##### INPUT
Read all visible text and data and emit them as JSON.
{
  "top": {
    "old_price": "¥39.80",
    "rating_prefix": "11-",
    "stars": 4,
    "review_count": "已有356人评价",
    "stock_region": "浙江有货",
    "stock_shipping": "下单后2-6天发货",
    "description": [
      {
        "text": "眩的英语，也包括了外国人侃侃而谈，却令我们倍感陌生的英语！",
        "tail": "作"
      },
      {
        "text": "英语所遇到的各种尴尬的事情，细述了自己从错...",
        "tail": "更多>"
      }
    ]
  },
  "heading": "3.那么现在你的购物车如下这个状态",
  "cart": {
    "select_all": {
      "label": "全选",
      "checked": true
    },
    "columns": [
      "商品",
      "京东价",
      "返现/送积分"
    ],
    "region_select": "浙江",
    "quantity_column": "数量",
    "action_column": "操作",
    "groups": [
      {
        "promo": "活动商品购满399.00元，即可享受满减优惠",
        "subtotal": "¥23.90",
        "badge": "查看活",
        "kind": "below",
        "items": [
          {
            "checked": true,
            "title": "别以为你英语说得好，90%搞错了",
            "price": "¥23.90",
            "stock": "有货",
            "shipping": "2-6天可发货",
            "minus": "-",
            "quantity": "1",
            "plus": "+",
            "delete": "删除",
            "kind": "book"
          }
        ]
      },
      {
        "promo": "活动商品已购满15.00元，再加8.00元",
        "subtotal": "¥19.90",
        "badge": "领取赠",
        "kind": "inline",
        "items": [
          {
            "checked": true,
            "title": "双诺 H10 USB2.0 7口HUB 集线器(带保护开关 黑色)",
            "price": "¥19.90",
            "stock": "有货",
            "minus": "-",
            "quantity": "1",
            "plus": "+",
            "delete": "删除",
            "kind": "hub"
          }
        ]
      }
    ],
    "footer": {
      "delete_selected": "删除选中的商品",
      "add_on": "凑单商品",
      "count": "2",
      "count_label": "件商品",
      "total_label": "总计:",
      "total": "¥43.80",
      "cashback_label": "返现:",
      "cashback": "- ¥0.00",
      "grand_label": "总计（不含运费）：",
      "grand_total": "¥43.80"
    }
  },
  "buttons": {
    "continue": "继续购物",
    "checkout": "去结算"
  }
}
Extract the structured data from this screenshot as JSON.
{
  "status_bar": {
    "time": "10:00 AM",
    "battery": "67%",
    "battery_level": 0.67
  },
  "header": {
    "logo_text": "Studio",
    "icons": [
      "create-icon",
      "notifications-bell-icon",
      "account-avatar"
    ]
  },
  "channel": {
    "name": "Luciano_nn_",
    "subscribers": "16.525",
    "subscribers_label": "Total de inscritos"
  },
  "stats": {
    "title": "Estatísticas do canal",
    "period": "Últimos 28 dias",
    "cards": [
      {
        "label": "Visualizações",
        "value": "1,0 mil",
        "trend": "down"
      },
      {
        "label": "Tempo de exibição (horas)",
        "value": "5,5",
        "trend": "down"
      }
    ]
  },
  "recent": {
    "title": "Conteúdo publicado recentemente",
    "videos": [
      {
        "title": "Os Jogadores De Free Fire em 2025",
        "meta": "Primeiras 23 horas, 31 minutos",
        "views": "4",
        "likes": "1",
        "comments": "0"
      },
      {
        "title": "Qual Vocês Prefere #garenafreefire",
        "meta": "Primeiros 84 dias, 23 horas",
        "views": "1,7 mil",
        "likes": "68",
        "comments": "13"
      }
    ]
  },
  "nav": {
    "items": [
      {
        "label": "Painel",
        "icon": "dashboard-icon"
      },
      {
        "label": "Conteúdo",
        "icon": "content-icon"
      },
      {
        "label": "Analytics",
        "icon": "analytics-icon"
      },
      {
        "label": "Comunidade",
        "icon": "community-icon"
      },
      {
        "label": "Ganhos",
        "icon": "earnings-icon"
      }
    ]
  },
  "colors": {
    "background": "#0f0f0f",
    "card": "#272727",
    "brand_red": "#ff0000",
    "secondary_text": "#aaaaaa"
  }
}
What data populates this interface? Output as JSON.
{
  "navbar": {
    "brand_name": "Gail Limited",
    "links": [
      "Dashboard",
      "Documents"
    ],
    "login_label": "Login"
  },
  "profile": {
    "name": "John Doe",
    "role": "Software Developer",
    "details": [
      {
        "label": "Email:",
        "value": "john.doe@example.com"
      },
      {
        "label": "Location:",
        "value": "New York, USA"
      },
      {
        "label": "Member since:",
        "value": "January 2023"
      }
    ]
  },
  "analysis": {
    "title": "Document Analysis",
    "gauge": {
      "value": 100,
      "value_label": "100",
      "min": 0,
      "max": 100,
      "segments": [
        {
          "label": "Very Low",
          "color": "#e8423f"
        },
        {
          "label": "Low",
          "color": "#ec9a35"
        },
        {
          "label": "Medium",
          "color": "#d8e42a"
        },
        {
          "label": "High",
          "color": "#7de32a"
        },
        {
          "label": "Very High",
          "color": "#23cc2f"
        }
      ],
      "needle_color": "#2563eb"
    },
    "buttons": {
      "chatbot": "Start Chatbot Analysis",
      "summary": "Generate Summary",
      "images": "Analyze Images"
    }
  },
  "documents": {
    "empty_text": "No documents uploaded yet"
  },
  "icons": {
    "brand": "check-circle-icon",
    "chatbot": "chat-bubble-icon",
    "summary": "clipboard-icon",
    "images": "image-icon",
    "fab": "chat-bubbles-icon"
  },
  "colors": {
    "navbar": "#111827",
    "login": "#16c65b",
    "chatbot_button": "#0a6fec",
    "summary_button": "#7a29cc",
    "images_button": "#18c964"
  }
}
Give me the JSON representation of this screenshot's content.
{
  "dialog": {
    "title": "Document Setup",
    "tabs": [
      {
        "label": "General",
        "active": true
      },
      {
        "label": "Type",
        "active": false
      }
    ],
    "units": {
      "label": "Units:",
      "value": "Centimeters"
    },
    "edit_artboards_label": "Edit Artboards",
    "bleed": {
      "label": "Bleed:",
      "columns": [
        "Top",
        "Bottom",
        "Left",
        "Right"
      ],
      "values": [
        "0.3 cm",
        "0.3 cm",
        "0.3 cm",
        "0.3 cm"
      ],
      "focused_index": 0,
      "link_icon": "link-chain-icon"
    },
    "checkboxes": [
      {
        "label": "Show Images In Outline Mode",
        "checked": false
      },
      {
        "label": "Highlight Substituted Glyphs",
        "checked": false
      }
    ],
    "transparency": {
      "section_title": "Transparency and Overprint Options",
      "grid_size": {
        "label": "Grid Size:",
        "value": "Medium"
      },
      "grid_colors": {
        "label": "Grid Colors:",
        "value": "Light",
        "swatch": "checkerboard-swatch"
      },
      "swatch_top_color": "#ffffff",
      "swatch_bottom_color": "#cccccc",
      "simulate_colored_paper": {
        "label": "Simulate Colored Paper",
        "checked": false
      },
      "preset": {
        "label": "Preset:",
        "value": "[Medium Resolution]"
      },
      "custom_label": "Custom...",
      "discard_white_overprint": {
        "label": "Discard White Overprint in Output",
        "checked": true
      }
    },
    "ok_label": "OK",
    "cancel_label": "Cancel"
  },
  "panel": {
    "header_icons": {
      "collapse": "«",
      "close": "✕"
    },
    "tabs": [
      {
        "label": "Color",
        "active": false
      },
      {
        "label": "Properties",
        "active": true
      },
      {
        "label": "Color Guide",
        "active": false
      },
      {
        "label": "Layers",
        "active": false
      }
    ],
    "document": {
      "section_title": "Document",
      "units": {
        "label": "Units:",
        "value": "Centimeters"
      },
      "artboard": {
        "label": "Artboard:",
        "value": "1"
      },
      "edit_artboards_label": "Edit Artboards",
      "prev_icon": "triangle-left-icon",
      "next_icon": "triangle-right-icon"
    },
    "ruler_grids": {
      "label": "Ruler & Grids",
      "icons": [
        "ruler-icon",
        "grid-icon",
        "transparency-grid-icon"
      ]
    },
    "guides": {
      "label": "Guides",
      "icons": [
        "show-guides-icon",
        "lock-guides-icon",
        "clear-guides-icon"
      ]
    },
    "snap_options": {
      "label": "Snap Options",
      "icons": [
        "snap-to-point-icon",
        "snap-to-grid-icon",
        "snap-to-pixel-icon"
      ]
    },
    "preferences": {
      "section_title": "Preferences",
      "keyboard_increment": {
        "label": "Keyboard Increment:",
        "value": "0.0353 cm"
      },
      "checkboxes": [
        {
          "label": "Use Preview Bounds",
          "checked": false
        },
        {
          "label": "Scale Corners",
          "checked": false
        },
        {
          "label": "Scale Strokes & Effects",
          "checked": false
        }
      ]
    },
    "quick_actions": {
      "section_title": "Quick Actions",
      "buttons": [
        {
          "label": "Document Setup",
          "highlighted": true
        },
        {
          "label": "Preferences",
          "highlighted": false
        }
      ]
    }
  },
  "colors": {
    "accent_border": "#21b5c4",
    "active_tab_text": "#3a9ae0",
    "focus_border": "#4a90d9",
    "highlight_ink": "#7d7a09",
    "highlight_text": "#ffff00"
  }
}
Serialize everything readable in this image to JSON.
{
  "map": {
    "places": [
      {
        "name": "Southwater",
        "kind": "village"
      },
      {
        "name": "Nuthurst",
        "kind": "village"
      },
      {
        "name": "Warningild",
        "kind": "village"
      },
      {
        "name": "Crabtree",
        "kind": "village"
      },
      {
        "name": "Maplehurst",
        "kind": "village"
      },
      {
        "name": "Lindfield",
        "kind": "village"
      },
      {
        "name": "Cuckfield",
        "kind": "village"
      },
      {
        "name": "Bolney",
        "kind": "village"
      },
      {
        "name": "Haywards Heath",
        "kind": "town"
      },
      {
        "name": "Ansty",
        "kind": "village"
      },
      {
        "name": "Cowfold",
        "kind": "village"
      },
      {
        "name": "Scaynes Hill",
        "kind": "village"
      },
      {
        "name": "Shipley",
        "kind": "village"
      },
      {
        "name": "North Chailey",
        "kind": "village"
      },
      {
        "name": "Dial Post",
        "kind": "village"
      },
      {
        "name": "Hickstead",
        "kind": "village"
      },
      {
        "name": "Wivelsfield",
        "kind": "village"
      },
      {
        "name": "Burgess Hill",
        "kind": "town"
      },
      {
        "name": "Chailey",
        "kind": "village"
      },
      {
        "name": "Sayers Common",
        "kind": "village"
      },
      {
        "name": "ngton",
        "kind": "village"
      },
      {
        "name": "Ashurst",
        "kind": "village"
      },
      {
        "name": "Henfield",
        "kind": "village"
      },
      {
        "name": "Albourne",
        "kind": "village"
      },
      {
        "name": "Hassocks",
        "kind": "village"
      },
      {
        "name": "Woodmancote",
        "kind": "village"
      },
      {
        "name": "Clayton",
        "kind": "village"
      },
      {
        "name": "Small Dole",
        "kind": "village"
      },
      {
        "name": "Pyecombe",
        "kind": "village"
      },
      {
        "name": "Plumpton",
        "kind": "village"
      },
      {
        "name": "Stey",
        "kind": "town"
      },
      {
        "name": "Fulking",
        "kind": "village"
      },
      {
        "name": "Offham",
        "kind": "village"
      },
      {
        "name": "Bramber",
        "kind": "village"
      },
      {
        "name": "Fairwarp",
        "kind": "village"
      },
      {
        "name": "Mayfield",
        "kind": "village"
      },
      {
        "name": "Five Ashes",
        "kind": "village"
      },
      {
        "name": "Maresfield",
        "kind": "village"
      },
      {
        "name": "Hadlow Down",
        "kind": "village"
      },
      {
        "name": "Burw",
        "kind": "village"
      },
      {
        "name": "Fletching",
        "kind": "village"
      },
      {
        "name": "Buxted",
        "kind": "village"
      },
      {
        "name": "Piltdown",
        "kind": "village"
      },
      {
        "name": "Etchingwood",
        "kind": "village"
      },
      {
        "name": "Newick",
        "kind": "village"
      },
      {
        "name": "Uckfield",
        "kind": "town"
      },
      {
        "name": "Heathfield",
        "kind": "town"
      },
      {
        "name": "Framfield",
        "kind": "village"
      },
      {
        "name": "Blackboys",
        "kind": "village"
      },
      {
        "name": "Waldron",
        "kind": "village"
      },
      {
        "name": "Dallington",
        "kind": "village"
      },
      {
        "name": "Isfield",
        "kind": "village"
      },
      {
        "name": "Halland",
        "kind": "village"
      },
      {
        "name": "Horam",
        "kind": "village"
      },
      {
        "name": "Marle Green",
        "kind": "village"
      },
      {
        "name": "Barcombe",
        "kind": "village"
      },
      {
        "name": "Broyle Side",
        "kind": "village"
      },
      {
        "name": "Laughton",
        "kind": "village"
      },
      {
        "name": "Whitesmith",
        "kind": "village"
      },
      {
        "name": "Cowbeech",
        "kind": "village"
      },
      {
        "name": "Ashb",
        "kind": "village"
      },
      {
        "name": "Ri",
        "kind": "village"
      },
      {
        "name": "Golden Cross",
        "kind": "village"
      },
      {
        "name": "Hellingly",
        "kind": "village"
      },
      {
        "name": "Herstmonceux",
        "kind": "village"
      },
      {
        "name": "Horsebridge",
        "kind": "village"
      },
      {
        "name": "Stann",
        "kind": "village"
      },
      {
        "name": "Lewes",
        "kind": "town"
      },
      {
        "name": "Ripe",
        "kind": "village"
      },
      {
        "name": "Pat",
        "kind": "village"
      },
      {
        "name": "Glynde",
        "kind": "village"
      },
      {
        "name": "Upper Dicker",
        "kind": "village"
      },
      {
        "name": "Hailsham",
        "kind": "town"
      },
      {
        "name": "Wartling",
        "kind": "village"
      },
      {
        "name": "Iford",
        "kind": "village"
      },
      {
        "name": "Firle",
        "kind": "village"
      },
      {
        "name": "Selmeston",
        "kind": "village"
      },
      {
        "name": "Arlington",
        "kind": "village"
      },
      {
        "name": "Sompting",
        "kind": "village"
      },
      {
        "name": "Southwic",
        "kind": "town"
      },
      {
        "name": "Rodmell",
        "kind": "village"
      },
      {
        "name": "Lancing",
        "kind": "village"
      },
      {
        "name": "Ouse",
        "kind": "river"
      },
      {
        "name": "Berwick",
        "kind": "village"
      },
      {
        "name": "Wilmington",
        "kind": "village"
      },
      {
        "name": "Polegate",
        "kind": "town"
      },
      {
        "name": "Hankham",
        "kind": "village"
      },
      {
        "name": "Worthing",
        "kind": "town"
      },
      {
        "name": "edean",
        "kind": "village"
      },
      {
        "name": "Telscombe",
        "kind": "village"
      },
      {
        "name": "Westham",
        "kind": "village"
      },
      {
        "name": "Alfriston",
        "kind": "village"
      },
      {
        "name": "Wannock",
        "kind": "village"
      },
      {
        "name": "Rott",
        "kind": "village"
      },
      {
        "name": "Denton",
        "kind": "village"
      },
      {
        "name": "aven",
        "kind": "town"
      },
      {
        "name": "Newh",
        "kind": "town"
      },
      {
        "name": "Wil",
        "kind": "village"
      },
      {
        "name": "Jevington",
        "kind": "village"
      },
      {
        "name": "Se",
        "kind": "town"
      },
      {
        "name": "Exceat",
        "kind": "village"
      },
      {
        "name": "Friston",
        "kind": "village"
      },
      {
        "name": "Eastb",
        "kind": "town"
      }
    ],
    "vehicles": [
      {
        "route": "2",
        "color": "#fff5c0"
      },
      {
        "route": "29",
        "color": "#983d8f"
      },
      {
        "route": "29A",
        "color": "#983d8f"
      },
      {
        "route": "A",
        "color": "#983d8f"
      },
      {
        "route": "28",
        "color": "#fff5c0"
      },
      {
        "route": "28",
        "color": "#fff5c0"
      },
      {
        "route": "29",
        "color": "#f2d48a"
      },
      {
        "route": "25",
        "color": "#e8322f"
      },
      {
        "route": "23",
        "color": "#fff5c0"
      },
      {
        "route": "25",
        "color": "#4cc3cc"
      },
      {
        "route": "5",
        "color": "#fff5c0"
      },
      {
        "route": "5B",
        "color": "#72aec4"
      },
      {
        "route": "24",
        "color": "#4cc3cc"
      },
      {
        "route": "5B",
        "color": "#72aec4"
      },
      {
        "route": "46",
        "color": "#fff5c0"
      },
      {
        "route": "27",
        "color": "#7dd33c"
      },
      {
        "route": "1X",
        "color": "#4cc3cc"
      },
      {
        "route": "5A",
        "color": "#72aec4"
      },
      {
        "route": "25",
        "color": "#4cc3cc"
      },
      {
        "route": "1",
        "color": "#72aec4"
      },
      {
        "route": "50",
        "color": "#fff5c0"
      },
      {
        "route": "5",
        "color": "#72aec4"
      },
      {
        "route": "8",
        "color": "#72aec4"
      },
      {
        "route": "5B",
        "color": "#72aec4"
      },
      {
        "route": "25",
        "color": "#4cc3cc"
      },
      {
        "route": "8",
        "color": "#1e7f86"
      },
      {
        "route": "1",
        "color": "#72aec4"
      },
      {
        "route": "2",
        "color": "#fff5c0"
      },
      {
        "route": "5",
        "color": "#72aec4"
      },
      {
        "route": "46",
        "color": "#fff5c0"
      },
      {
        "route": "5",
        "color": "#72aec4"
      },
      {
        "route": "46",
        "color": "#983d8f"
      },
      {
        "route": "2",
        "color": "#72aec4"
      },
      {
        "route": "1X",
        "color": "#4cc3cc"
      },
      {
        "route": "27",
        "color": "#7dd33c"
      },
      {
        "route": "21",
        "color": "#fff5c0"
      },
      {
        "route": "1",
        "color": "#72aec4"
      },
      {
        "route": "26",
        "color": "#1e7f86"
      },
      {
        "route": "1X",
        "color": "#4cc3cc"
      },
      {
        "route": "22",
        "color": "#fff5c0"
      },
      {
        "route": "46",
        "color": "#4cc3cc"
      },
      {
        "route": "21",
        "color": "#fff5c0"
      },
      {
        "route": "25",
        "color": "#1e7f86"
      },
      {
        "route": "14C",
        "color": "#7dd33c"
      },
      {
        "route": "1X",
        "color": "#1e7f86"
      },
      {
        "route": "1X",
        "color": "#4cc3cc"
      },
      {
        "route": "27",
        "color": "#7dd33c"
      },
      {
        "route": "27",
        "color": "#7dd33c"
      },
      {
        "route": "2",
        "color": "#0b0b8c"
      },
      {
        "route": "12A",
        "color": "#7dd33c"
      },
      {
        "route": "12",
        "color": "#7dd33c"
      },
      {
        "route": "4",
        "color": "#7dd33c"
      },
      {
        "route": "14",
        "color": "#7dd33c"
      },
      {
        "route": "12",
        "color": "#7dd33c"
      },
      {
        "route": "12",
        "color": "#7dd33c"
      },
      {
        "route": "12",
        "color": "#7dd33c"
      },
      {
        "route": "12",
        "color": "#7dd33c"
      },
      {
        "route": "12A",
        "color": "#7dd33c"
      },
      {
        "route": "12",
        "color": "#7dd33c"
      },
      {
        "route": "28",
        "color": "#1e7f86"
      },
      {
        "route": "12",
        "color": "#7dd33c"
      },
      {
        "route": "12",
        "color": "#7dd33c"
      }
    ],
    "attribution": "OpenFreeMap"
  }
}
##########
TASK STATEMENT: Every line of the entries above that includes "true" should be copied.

YOUR RESPONSE:
      "checked": true
            "checked": true,
            "checked": true,
        "active": true
        "checked": true
        "active": true
          "highlighted": true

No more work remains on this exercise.